Fairfax Media has given in to pressure from its biggest shareholder Gina Rinehart and granted a board seat to a friend of the mining magnate, Jack Cowin, of Hungry Jack's fame.
Mr Cowin joins the board immediately as an independent director, the company said in a statement.
“We are very pleased that Mr Cowin, an experienced media investor and director, has accepted our invitation to join the Board," said chairman Roger Corbett in the statement.
The recent war of words between Mrs Rinehart and the board over how many seats - if any - she should be granted for her stake may not, however, be over.
“Our discussions with Mr Cowin over recent months have made it clear that he has considerable value to add to the company," Mr Corbett said. "Neither Mr Cowin or Fairfax Media consider his appointment as being indicative or connected to the potential outcomes of the company’s inconclusive discussions with Hancock Prospecting Pty Ltd."
Mrs Rinehart owns 14.99 per cent of Fairfax through her Hancock Prospecting company.
Mr Cowin agreed to the same conditions are other board members, including editorial independence, the company said.
The issue of editorial independence was central to the decision of the Fairfax board not to offer Mrs Rinehart a seat.

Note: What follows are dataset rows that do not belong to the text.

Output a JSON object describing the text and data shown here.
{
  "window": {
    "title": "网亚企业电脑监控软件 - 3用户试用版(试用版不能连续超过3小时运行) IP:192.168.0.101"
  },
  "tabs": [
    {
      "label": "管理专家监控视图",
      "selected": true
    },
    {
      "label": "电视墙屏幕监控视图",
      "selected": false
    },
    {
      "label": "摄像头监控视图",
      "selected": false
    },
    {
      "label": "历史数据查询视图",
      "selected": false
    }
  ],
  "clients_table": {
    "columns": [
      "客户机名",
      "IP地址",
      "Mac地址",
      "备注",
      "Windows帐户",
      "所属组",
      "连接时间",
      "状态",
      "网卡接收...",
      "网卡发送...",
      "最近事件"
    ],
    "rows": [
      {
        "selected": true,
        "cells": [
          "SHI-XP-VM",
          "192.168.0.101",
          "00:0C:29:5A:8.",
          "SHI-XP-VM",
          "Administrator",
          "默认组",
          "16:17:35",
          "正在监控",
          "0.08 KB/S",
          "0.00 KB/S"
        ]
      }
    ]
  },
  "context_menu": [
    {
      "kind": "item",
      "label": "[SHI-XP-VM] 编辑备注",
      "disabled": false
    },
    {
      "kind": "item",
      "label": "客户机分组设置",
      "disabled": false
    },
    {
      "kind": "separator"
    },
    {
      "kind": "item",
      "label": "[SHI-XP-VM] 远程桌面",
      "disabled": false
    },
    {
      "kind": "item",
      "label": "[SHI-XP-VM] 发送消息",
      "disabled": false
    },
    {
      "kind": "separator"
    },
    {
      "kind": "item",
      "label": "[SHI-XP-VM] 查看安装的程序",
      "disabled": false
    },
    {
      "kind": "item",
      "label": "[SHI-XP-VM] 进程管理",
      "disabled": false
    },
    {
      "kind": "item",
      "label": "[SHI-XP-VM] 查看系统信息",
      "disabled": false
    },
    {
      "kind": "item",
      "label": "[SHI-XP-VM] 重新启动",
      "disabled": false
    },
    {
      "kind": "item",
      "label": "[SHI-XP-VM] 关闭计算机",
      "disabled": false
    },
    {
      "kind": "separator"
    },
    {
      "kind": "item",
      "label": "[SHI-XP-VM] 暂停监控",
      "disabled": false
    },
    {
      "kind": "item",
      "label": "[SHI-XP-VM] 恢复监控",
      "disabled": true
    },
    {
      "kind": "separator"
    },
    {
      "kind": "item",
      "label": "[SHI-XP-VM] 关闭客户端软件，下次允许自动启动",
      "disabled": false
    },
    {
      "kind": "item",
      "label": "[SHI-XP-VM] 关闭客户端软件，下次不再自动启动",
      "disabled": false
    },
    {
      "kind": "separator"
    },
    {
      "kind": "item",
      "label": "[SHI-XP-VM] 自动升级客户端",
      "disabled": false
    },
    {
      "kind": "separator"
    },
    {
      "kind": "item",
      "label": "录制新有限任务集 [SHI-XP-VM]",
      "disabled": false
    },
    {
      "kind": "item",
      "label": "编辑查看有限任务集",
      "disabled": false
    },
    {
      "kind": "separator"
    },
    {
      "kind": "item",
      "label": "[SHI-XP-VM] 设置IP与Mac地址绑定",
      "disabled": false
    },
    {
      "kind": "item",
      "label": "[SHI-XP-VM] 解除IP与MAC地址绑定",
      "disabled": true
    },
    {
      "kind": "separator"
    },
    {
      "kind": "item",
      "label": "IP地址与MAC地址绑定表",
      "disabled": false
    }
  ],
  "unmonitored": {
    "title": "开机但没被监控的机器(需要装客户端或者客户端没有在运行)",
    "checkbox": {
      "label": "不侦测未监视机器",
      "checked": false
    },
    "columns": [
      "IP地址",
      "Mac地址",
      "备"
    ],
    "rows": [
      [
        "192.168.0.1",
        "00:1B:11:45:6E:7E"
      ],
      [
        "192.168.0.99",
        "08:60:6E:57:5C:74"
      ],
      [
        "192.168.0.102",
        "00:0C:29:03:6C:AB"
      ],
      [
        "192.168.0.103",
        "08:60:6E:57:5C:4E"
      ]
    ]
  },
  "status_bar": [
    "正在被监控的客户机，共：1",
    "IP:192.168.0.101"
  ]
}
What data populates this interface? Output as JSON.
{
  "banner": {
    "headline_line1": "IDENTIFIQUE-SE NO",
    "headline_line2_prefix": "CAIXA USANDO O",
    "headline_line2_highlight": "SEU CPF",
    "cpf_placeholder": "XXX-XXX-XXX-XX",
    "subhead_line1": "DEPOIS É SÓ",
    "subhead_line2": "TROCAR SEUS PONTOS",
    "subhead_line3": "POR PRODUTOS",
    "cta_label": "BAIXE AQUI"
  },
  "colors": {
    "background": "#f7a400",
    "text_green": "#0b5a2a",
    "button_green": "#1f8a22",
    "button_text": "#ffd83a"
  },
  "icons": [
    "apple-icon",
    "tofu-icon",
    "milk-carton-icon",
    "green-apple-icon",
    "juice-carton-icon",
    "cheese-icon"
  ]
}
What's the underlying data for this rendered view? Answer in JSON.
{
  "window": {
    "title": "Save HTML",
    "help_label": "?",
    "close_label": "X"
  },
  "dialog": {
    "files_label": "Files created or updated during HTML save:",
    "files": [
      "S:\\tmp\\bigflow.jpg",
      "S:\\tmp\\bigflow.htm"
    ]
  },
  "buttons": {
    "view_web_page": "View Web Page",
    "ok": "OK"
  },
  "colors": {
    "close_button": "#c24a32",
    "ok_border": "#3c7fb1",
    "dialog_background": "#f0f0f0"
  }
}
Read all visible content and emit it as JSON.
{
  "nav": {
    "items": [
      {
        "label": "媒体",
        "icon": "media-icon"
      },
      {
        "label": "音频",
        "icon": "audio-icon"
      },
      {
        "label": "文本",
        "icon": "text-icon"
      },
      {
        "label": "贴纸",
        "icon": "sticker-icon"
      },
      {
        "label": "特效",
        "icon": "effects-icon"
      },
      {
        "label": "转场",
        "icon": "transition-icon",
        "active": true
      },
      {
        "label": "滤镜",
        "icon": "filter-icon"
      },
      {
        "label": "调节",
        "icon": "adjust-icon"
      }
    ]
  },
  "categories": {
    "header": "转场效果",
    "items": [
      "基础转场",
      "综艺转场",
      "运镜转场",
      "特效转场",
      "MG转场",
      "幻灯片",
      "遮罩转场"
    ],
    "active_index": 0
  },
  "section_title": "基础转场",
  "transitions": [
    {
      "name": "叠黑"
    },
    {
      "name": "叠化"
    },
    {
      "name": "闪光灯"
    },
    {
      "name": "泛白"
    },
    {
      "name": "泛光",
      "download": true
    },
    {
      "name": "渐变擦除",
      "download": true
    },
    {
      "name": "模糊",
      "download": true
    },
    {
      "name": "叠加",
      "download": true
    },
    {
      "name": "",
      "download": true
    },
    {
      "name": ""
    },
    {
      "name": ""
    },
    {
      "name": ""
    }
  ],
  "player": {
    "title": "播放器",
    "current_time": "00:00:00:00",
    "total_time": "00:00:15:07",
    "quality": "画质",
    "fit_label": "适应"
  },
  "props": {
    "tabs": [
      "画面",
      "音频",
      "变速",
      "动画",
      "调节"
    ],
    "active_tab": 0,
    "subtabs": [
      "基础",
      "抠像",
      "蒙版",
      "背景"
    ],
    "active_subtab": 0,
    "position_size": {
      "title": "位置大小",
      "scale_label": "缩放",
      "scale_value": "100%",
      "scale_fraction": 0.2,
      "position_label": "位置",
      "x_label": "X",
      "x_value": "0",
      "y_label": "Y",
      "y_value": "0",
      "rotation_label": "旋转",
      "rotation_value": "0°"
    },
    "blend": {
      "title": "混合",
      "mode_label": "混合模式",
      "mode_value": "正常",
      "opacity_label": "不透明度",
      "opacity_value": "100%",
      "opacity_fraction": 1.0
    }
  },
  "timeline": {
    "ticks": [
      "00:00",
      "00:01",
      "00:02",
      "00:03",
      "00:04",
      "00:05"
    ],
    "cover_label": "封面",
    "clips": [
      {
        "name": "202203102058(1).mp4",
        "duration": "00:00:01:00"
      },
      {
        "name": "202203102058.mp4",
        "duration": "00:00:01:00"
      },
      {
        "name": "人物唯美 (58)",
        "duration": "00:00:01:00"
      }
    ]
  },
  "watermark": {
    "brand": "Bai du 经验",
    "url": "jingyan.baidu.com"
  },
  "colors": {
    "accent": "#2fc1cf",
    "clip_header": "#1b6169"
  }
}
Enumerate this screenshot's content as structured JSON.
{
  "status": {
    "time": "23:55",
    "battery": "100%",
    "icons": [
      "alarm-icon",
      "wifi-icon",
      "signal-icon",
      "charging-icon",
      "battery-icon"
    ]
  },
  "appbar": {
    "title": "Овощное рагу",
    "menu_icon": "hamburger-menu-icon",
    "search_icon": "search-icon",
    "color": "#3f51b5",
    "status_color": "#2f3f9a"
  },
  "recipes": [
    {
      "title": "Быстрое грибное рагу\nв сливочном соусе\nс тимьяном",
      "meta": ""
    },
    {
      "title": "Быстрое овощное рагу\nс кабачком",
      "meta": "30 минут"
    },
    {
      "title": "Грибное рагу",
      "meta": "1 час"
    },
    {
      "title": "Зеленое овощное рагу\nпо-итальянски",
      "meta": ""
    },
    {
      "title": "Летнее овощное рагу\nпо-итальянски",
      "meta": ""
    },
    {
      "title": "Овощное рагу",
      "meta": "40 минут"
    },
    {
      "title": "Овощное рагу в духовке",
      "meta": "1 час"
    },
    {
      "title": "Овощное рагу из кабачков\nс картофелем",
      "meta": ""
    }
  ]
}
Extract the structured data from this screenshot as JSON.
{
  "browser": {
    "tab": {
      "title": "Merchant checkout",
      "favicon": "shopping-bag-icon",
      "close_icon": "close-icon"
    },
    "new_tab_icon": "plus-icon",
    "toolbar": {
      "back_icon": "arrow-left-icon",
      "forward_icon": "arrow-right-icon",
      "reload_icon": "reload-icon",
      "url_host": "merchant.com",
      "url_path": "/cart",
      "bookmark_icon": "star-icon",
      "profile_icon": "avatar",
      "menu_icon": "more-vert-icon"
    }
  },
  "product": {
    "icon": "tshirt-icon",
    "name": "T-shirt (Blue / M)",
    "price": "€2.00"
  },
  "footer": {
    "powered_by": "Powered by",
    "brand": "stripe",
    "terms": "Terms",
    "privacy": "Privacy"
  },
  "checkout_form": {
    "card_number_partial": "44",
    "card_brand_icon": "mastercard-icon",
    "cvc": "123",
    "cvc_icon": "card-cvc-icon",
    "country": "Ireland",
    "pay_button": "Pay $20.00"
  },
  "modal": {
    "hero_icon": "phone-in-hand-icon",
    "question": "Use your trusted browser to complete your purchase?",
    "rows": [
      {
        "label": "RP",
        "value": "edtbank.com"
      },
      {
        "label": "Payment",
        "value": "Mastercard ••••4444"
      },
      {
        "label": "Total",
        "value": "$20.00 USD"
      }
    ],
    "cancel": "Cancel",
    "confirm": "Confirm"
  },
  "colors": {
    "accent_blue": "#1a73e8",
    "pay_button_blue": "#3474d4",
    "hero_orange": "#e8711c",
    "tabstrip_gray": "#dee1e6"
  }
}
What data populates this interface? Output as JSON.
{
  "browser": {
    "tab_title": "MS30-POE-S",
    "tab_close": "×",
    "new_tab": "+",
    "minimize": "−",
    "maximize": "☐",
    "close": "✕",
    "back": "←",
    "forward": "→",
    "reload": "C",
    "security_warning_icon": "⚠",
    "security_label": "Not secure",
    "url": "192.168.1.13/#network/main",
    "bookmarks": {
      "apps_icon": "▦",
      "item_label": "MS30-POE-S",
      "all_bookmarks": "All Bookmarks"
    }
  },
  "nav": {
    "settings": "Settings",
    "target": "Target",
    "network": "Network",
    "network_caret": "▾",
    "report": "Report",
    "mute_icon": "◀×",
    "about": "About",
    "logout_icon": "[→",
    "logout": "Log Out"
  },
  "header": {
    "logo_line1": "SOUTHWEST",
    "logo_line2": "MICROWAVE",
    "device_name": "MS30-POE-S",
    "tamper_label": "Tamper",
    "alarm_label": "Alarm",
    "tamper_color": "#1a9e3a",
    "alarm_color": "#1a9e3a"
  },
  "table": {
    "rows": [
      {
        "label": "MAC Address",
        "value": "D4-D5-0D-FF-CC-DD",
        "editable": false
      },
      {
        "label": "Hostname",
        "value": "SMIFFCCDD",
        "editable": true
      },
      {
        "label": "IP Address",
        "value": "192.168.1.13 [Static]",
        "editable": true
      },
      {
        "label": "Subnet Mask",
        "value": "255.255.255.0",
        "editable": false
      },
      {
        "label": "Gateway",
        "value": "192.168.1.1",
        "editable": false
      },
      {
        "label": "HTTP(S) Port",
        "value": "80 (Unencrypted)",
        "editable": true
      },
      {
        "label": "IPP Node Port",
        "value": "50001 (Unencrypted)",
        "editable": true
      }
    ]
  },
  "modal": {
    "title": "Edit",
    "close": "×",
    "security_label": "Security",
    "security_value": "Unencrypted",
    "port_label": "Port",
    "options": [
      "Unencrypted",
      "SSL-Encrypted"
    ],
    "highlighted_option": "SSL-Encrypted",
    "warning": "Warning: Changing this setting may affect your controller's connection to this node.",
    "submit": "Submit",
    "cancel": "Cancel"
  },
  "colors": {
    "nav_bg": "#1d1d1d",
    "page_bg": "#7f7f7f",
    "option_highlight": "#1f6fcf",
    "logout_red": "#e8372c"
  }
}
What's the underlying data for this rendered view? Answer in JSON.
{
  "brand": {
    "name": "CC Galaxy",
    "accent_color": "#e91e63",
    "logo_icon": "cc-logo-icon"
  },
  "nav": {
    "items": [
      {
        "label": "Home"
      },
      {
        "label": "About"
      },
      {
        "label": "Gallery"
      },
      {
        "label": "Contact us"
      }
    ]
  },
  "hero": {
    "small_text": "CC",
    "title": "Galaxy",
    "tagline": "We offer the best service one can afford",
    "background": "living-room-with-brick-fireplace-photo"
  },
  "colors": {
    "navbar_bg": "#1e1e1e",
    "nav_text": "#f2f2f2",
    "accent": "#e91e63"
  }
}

She has demanded as many as three seats and at the end of June gave Mr Corbett an ultimatum to lift the company's share price by 50 per cent to 87 cents by the company's annual general meeting later this year.
One media analyst said the ultimate significance of the board appointment is not yet clear.
Shares of Fairfax Media, publisher of this website, were up as much as 1 cent, or 1.8 per cent, to 57.5 cents in early trading.
Mr Cowin is an old friend of Mrs Rinehart's and her father, Lang Hancock, before her. The Canadian-born businessman has repeatedly advised her to invest in media, and was at Mrs Rinehart's side when she first visited the offices of Fairfax Media in Sydney earlier this year.
Mr Cowin has also previously condemned the company's decision not to appoint Mrs Rinehart to the board citing her extensive business success, according to reports. However, he added that Mrs Rinehart should not have direct contact with journalists.
Morningstar senior media analyst Tim Montague-Jones expressed surprise that a board member of Ten Network could take a seat on Fairfax's board, given the potential media concentration issues.
“(Mr Cowin) is also a board member of Channel Ten and I’m surprised he doesn’t have to relinquish that board seat to go on to Fairfax,” said Mr Montague-Jones.
“I’m sure Gina want to get on the board too," he said. "It’s pretty obvious she wants a board seat.”
“It will be interesting to see what happens next,” said Mr Jones. “The plot thickens.”
Mr Corbett, though, said the company believes Mr Cowin - the founder of the successful Hungry Jack's burger chain - will bring useful skills to the Fairfax board.
"Jack is one of Australia’s most respected and experienced entrepreneurs and directors. He has been a long-term investor in the media and we welcome his great media experience, independence of thought and insights,” Mr Corbett said.
BRW's latest rich list credits Mr Cowin with a fortune of $610 million, placing him 63rd in Australia. While a tidy sum, Mr Cowin's wealth is a fraction of the $29.17 billion BRW estimates Mrs Rinehart is worth, making her the richest woman in the world.
Mr Cowin has been a director at Ten since 1998, and is a director of the Sydney Olympic Park Authority and Chandler McLeod Ltd and is a director and major shareholder of Bridge Climb, the statement noted.
With Kirsty Simpson, BusinessDay